- I hope Duncan doesn't mind that he's not invited to this dinner, but I simply couldn't leave Detective Inspector Gemma James off my list. Deborah Crombie's marvelous series set in London is filled with fascinating crime and family dynamics, and I definitely want to know how Gemma gets it all done.
- Seated immediately to my right is Sheriff's Deputy Victoria Moretti, fresh from Craig Johnson's Walt Longmire series set in Wyoming. Quite frankly, the woman makes me laugh, and if we both get going, I have a feeling that everyone else at the table will be joining in-- whether or not they know what we're laughing about. Another tough, smart woman, Vic is a natural for this dinner party, and I think the women from across the pond will get over the occasional language shock and love her.
- Immediately to my left is Detective Inspector Vera Stanhope, a woman as cranky and as interested in fashion as I. In Ann Cleeves' series set in East Yorkshire, England, here's how Vera is first described: "She was a large woman-- big bones amply covered, a bulbous nose, man-sized feet.

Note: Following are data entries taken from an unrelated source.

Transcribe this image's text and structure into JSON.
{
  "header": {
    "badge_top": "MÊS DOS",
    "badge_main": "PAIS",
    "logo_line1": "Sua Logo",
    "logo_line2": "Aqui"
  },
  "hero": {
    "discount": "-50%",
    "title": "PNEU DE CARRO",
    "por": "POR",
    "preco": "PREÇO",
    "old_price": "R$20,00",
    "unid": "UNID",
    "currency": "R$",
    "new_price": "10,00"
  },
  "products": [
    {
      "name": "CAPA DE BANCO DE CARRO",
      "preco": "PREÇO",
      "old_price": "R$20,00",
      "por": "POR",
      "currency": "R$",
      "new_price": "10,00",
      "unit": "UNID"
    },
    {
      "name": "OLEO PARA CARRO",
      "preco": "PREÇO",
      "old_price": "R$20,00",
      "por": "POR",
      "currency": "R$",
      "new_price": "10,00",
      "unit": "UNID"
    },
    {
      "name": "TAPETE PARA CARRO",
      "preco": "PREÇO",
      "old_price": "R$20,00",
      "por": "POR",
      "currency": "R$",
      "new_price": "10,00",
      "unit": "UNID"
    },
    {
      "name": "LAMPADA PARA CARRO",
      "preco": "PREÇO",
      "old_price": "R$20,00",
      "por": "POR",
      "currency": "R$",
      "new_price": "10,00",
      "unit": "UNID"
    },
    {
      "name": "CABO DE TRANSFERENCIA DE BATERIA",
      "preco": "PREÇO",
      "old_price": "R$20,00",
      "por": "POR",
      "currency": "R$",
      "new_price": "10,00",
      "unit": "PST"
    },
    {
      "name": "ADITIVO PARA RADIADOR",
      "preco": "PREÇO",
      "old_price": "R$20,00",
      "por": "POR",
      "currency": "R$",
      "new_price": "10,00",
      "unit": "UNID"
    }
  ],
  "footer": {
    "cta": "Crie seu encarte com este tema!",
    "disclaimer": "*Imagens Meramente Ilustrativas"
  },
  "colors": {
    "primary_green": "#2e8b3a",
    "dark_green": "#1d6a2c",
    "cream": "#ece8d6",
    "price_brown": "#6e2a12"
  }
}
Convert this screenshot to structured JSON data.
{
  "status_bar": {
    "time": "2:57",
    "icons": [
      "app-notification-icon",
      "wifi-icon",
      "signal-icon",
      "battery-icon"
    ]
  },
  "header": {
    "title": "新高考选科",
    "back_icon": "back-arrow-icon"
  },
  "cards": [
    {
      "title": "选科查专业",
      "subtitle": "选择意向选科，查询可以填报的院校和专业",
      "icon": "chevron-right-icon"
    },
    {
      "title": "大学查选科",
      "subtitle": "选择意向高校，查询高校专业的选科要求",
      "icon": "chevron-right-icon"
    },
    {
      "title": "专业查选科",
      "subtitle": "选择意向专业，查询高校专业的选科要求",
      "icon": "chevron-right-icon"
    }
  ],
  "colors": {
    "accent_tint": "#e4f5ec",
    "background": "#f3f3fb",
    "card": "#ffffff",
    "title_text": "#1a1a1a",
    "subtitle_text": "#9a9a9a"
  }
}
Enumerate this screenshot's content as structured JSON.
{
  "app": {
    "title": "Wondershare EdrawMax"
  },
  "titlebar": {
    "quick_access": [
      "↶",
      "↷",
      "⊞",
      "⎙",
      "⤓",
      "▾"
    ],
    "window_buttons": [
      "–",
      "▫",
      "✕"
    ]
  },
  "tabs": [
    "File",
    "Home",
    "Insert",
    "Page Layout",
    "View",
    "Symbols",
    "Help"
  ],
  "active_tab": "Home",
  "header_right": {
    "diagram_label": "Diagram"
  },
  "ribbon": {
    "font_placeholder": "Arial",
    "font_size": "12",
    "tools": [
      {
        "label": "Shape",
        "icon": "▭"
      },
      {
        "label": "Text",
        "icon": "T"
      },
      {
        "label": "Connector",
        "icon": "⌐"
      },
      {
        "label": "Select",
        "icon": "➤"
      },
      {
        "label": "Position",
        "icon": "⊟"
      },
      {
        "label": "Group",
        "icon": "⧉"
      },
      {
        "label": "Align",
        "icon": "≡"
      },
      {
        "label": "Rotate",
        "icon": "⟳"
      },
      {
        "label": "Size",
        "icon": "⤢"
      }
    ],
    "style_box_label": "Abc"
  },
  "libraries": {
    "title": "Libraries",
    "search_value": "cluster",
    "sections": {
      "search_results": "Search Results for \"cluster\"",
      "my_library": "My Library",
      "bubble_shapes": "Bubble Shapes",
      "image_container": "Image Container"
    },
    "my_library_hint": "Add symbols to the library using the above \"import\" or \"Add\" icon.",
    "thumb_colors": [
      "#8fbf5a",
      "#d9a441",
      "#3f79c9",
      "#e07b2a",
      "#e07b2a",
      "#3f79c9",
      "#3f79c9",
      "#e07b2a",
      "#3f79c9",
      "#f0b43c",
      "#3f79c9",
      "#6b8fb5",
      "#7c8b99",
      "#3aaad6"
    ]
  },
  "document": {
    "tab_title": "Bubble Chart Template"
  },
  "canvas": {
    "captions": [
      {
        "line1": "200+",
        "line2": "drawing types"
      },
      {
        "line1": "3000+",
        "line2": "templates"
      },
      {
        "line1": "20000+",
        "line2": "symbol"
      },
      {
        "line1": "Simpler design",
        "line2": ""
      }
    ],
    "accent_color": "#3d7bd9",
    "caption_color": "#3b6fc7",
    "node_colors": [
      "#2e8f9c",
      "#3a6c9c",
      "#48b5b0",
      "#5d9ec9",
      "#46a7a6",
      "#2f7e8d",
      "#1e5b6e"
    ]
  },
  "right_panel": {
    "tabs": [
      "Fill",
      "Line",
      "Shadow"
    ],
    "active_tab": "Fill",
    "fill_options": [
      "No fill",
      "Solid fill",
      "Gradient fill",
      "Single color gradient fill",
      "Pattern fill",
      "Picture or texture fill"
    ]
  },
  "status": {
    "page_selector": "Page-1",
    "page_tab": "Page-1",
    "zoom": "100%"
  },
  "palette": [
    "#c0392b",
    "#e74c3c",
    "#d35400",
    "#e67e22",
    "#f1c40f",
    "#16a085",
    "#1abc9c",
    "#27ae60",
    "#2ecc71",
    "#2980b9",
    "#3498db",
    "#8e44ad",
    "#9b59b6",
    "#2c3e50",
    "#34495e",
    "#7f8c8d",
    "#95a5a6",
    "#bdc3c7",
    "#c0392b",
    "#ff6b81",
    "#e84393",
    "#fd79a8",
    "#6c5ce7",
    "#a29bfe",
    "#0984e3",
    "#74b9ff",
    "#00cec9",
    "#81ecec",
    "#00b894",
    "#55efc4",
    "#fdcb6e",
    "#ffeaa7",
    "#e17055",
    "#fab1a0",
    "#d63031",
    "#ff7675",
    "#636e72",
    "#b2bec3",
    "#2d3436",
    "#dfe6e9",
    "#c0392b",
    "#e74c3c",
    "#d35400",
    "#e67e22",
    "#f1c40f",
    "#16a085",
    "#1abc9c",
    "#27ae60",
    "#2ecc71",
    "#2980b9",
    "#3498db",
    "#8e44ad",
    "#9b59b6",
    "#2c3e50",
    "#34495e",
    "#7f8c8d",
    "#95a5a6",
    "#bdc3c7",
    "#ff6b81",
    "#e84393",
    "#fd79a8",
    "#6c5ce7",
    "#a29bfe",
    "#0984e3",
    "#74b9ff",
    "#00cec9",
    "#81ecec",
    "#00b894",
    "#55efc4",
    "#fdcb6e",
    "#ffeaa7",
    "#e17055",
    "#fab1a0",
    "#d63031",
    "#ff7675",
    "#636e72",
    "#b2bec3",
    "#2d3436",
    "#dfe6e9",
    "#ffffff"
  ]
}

Her legs were bare and she wore leather sandals. Her square toes were covered in mud. Her face was blotched and pitted so Rachael thought she must suffer from some skin complaint or allergy. Over her clothes she wore a transparent mac and she stood there, the rain dripping from it onto the floor, grey hair sleeked dark to her forehead, like a middle-aged tripper caught in a sudden storm on Blackpool prom." I know this woman has stories to tell, but if she turns out to be a bit quiet, she and I can always chat about birds.... Somehow I don't think she's going to be quiet. She's amongst peers.
- I couldn't have a dinner party and not have someone with a Scottish accent sitting at my table. In Denise Mina's series, Detective Sergeant Alex Morrow works the mean streets of Glasgow, Scotland. I don't think she'll be bothered a bit that she's younger than many of us. It has to be quite a boost to the spirit to be sitting amongst so many peers.
- Rounding out my group of Wild West Americans is Cochise County Sheriff Joanna Brady, who's the star of J.A. Jance's long-running series set in Arizona. She'll be the highest ranking police officer at the table, and I know she has a lot in common with the others-- especially Gemma-- since Joanna has to combine a high stress job with a husband and children. And those other women would just love to meet a real life sheriff, wouldn't they?
- Last but not least is misfit Detective Sergeant Barbara Havers from Elizabeth George's series set in England. I have her seated between two women who are used to getting along with difficult people, and Barbara can certainly be stroppy at times! But she fits right in with this group, and she can tell us what it's like to work with an Earl.
Well, that's my dinner party. What do you think? Do you think it will be a roaring success with story swapping and laughter making the time pass much too quickly, or do you think I have a disaster in the making? Would you like me to get a bigger table so you can be invited, too?
What I'd really love to know is whom you're inviting to your own dinner party. I put restrictions upon myself, but you don't have to. Mix the sexes. Mix the time periods. Mix the genres. What would your seating chart look like????
Inquiring minds want to know! (You didn't think I'd end this post without saying that, did you?)